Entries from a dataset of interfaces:
★ ★ ★ ★ ★ ★ ★

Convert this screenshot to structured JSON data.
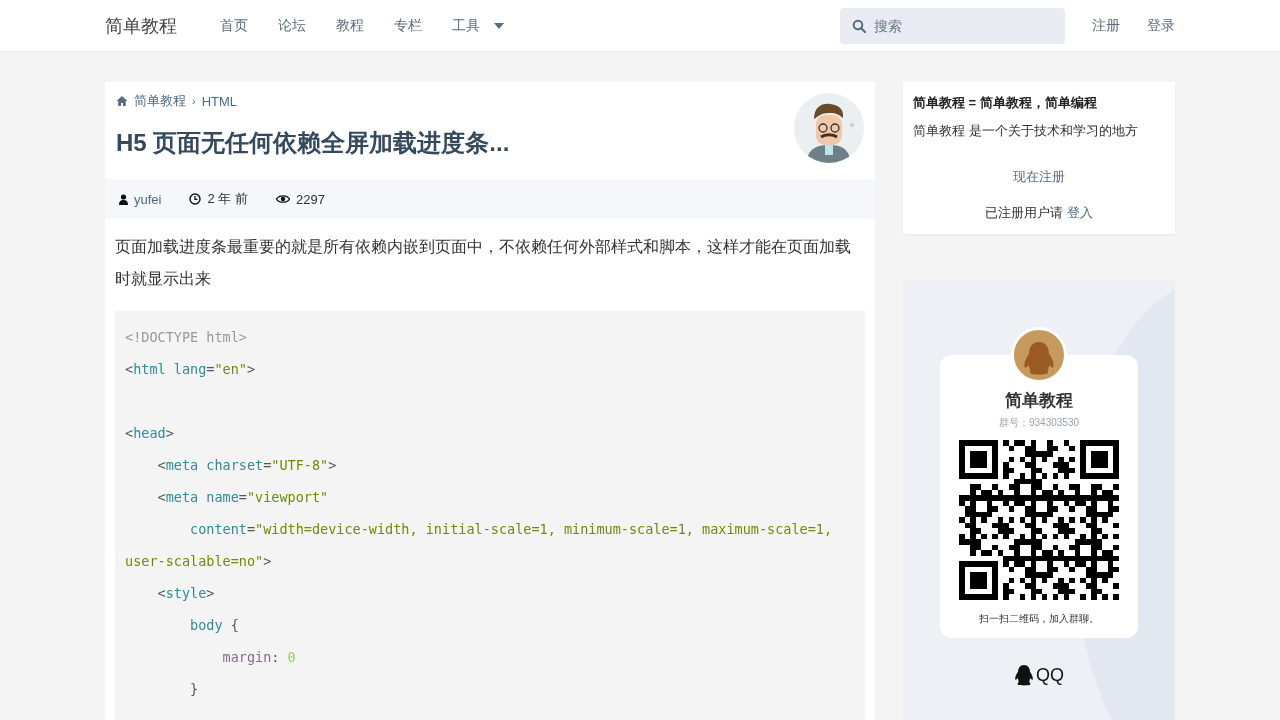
{
  "header": {
    "logo": "简单教程",
    "nav": [
      {
        "label": "首页",
        "selected": false
      },
      {
        "label": "论坛",
        "selected": false
      },
      {
        "label": "教程",
        "selected": false
      },
      {
        "label": "专栏",
        "selected": false
      },
      {
        "label": "工具",
        "selected": false,
        "dropdown": true
      }
    ],
    "search": {
      "placeholder": "搜索"
    },
    "auth": [
      "注册",
      "登录"
    ]
  },
  "article": {
    "breadcrumb": [
      "简单教程",
      "HTML"
    ],
    "breadcrumb_separator": "›",
    "title": "H5 页面无任何依赖全屏加载进度条...",
    "meta": {
      "author": "yufei",
      "time": "2 年 前",
      "views": "2297"
    },
    "intro": "页面加载进度条最重要的就是所有依赖内嵌到页面中，不依赖任何外部样式和脚本，这样才能在页面加载时就显示出来",
    "code": [
      {
        "kind": "code",
        "tokens": [
          {
            "kind": "doctype",
            "t": "<!DOCTYPE html>"
          }
        ]
      },
      {
        "kind": "code",
        "tokens": [
          {
            "kind": "punct",
            "t": "<"
          },
          {
            "kind": "tag",
            "t": "html "
          },
          {
            "kind": "attr",
            "t": "lang"
          },
          {
            "kind": "punct",
            "t": "="
          },
          {
            "kind": "str",
            "t": "\"en\""
          },
          {
            "kind": "punct",
            "t": ">"
          }
        ]
      },
      {
        "kind": "blank"
      },
      {
        "kind": "code",
        "tokens": [
          {
            "kind": "punct",
            "t": "<"
          },
          {
            "kind": "tag",
            "t": "head"
          },
          {
            "kind": "punct",
            "t": ">"
          }
        ]
      },
      {
        "kind": "code",
        "tokens": [
          {
            "kind": "punct",
            "t": "    <"
          },
          {
            "kind": "tag",
            "t": "meta "
          },
          {
            "kind": "attr",
            "t": "charset"
          },
          {
            "kind": "punct",
            "t": "="
          },
          {
            "kind": "str",
            "t": "\"UTF-8\""
          },
          {
            "kind": "punct",
            "t": ">"
          }
        ]
      },
      {
        "kind": "code",
        "tokens": [
          {
            "kind": "punct",
            "t": "    <"
          },
          {
            "kind": "tag",
            "t": "meta "
          },
          {
            "kind": "attr",
            "t": "name"
          },
          {
            "kind": "punct",
            "t": "="
          },
          {
            "kind": "str",
            "t": "\"viewport\""
          }
        ]
      },
      {
        "kind": "code",
        "tokens": [
          {
            "kind": "attr",
            "t": "        content"
          },
          {
            "kind": "punct",
            "t": "="
          },
          {
            "kind": "str",
            "t": "\"width=device-width, initial-scale=1, minimum-scale=1, maximum-scale=1,"
          }
        ]
      },
      {
        "kind": "code",
        "tokens": [
          {
            "kind": "str",
            "t": "user-scalable=no\""
          },
          {
            "kind": "punct",
            "t": ">"
          }
        ]
      },
      {
        "kind": "code",
        "tokens": [
          {
            "kind": "punct",
            "t": "    <"
          },
          {
            "kind": "tag",
            "t": "style"
          },
          {
            "kind": "punct",
            "t": ">"
          }
        ]
      },
      {
        "kind": "code",
        "tokens": [
          {
            "kind": "tag",
            "t": "        body "
          },
          {
            "kind": "punct",
            "t": "{"
          }
        ]
      },
      {
        "kind": "code",
        "tokens": [
          {
            "kind": "prop",
            "t": "            margin"
          },
          {
            "kind": "punct",
            "t": ": "
          },
          {
            "kind": "num",
            "t": "0"
          }
        ]
      },
      {
        "kind": "code",
        "tokens": [
          {
            "kind": "punct",
            "t": "        }"
          }
        ]
      }
    ]
  },
  "sidebar": {
    "heading": "简单教程 = 简单教程，简单编程",
    "tagline": "简单教程 是一个关于技术和学习的地方",
    "register": "现在注册",
    "login_prompt": "已注册用户请",
    "login_link": "登入",
    "qq_card": {
      "name": "简单教程",
      "group": "群号：934303530",
      "caption": "扫一扫二维码，加入群聊。",
      "brand": "QQ"
    }
  }
}
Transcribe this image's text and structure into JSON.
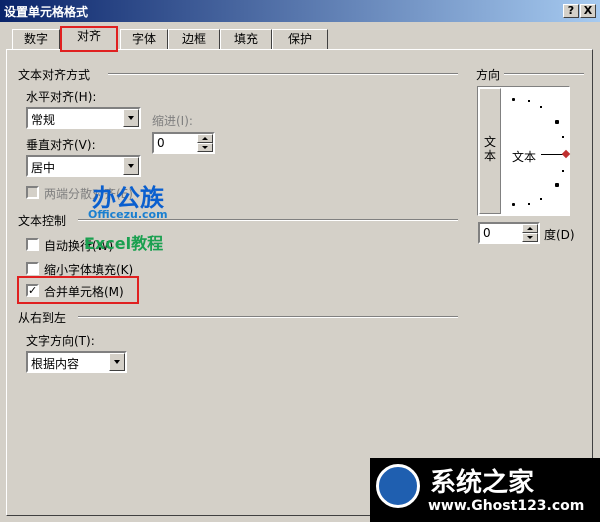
{
  "window": {
    "title": "设置单元格格式",
    "help_label": "?",
    "close_label": "X"
  },
  "tabs": [
    "数字",
    "对齐",
    "字体",
    "边框",
    "填充",
    "保护"
  ],
  "active_tab": "对齐",
  "text_alignment": {
    "group_label": "文本对齐方式",
    "horizontal": {
      "label": "水平对齐(H):",
      "value": "常规"
    },
    "indent": {
      "label": "缩进(I):",
      "value": "0"
    },
    "vertical": {
      "label": "垂直对齐(V):",
      "value": "居中"
    },
    "justify_distributed": {
      "label": "两端分散对齐(E)",
      "checked": false,
      "enabled": false
    }
  },
  "text_control": {
    "group_label": "文本控制",
    "wrap_text": {
      "label": "自动换行(W)",
      "checked": false
    },
    "shrink_to_fit": {
      "label": "缩小字体填充(K)",
      "checked": false
    },
    "merge_cells": {
      "label": "合并单元格(M)",
      "checked": true,
      "check_mark": "✓"
    }
  },
  "rtl": {
    "group_label": "从右到左",
    "direction": {
      "label": "文字方向(T):",
      "value": "根据内容"
    }
  },
  "orientation": {
    "group_label": "方向",
    "vertical_text": "文本",
    "horizontal_text": "文本",
    "degrees": {
      "value": "0",
      "label": "度(D)"
    }
  },
  "watermark": {
    "line1": "办公族",
    "line2": "Officezu.com",
    "line3": "Excel教程"
  },
  "site_logo": {
    "name": "系统之家",
    "url": "www.Ghost123.com"
  },
  "colors": {
    "title_bar": "#0a246a",
    "highlight": "#e02020",
    "dialog_bg": "#d4d0c8"
  }
}
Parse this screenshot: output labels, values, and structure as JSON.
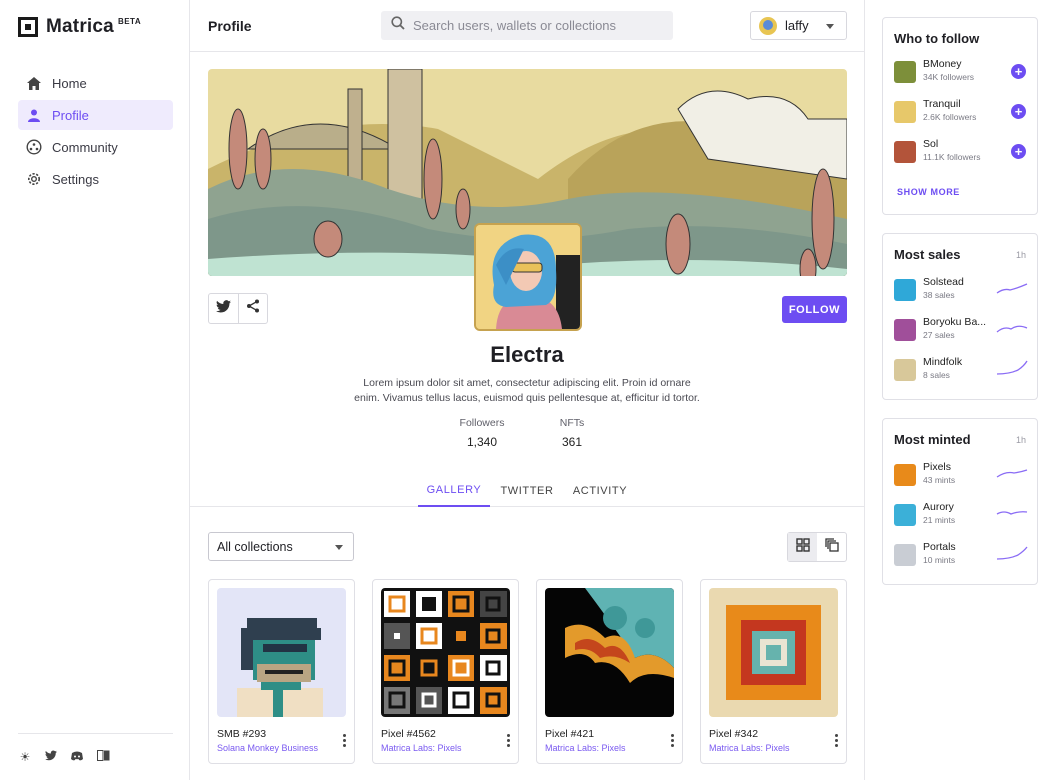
{
  "brand": {
    "name": "Matrica",
    "badge": "BETA"
  },
  "sidebar": {
    "items": [
      {
        "label": "Home",
        "icon": "home-icon"
      },
      {
        "label": "Profile",
        "icon": "person-icon",
        "active": true
      },
      {
        "label": "Community",
        "icon": "community-icon"
      },
      {
        "label": "Settings",
        "icon": "gear-icon"
      }
    ],
    "footer_icons": [
      "sun-icon",
      "twitter-icon",
      "discord-icon",
      "docs-icon"
    ]
  },
  "header": {
    "title": "Profile",
    "search_placeholder": "Search users, wallets or collections",
    "user_name": "laffy"
  },
  "profile": {
    "name": "Electra",
    "bio": "Lorem ipsum dolor sit amet, consectetur adipiscing elit. Proin id ornare enim. Vivamus tellus lacus, euismod quis pellentesque at, efficitur id tortor.",
    "follow_label": "FOLLOW",
    "stats": [
      {
        "label": "Followers",
        "value": "1,340"
      },
      {
        "label": "NFTs",
        "value": "361"
      }
    ]
  },
  "tabs": [
    {
      "label": "GALLERY",
      "active": true
    },
    {
      "label": "TWITTER"
    },
    {
      "label": "ACTIVITY"
    }
  ],
  "gallery": {
    "filter_value": "All collections",
    "items": [
      {
        "title": "SMB #293",
        "collection": "Solana Monkey Business"
      },
      {
        "title": "Pixel #4562",
        "collection": "Matrica Labs: Pixels"
      },
      {
        "title": "Pixel #421",
        "collection": "Matrica Labs: Pixels"
      },
      {
        "title": "Pixel #342",
        "collection": "Matrica Labs: Pixels"
      }
    ]
  },
  "who_to_follow": {
    "title": "Who to follow",
    "show_more": "SHOW MORE",
    "items": [
      {
        "name": "BMoney",
        "sub": "34K followers"
      },
      {
        "name": "Tranquil",
        "sub": "2.6K followers"
      },
      {
        "name": "Sol",
        "sub": "11.1K followers"
      }
    ]
  },
  "most_sales": {
    "title": "Most sales",
    "period": "1h",
    "items": [
      {
        "name": "Solstead",
        "sub": "38 sales"
      },
      {
        "name": "Boryoku Ba...",
        "sub": "27 sales"
      },
      {
        "name": "Mindfolk",
        "sub": "8 sales"
      }
    ]
  },
  "most_minted": {
    "title": "Most minted",
    "period": "1h",
    "items": [
      {
        "name": "Pixels",
        "sub": "43 mints"
      },
      {
        "name": "Aurory",
        "sub": "21 mints"
      },
      {
        "name": "Portals",
        "sub": "10 mints"
      }
    ]
  },
  "colors": {
    "accent": "#6d4df2",
    "active_bg": "#efebfd"
  }
}
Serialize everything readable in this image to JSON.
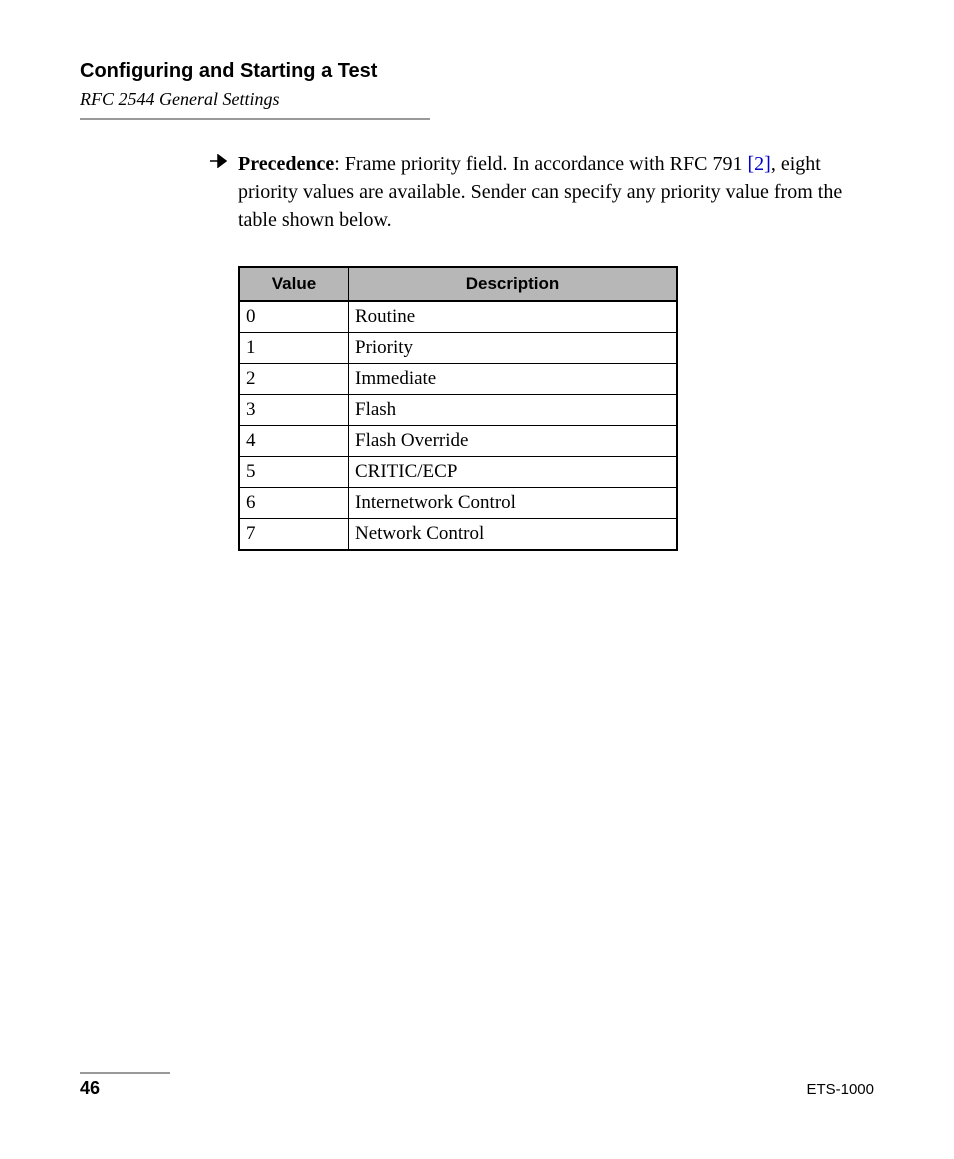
{
  "header": {
    "section_title": "Configuring and Starting a Test",
    "subsection": "RFC 2544 General Settings"
  },
  "paragraph": {
    "term": "Precedence",
    "text_before_ref": ": Frame priority field. In accordance with RFC 791 ",
    "ref": "[2]",
    "text_after_ref": ", eight priority values are available. Sender can specify any priority value from the table shown below."
  },
  "table": {
    "headers": {
      "value": "Value",
      "description": "Description"
    },
    "rows": [
      {
        "value": "0",
        "description": "Routine"
      },
      {
        "value": "1",
        "description": "Priority"
      },
      {
        "value": "2",
        "description": "Immediate"
      },
      {
        "value": "3",
        "description": "Flash"
      },
      {
        "value": "4",
        "description": "Flash Override"
      },
      {
        "value": "5",
        "description": "CRITIC/ECP"
      },
      {
        "value": "6",
        "description": "Internetwork Control"
      },
      {
        "value": "7",
        "description": "Network Control"
      }
    ]
  },
  "footer": {
    "page_number": "46",
    "model": "ETS-1000"
  }
}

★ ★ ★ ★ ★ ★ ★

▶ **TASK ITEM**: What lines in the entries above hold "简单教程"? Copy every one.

▶ **FINAL ANSWER**:
    "logo": "简单教程",
      "简单教程",
    "heading": "简单教程 = 简单教程，简单编程",
    "tagline": "简单教程 是一个关于技术和学习的地方",
      "name": "简单教程",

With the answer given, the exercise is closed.